Make Love, Not War

These bonobos are as interested and curious about you as you are about them.

The Pan paniscus, or commonly known as the bonobos, is generally known to be a peaceful animal species compared to their barbaric Chimpanzee cousins.

What’s their secret?

They make love, not war. Literally.

The bonobos are famed for its high level of sexual behavior and promiscuity and do not discriminate in their sexual behavior  regardless of gender or age. Sex plays such a major role in bonobo societies that they use sex for social bonding and to resolve conflicts.

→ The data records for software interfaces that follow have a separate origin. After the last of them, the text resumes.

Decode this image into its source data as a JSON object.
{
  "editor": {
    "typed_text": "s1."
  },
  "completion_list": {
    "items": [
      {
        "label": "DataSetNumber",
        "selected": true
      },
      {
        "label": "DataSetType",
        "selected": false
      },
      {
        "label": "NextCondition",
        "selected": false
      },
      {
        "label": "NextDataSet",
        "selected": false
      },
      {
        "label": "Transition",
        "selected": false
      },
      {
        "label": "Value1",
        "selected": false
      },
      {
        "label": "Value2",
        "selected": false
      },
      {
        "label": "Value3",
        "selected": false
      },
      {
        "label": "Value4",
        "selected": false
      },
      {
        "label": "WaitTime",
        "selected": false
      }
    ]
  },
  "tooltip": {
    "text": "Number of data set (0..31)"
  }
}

Bonobo societies are perceived to be matriarchal. The females, regardless of whether they are fertile, sterile or too young to reproduce, engage in mutual genital behaviour (genital-genital rubbing) to socially bond with each other to form “sisterhood hierarchies”. This enables them to dominate most of the males and control the best patches of food. Male bonobos may be individually stronger than a female, but they cannot stand alone against a united group of females should they be unlucky enough to incur their wrath.

Afterall, hell has no fury like a woman’s wrath, let alone a group of them.

It is also observed that adolescent females tend to leave their native community to join another. They engage in sexual bonding with other females in another community to establish themselves in the new community. Such migration encourages genetic diversity as this mixes the bonobo gene pools. It is also recorded that the mothers and their adult sons abstain from sexual intercourse to possibly avoid inbreeding.

When there is competition over food, Bonobos of different groups at a same feeding ground often engage in communal sexual activity to decrease tension and encourage peaceful feeding. Male bonobos also resolve conflicts arising from mating rights by engaging in mutual genital interaction (rubbing their scrotal sacs together while standing back to back) to express reconciliation with their rivals.

This is beneficial as it solidifies social dominance by maintaining strong social bonds. This reduces the probability of future aggression and thus, the energy necessary to defend against those attacks.

If you are interested to find out more or see the bonobos in action, feel free to search the net! Or you could just watch the video embedded below.

Do note that the video is rather not safe for work.
If you have kids watching this video, you may need to explain “The birds and the bees” to them.

Wild Wives of Africa : Bonobo Love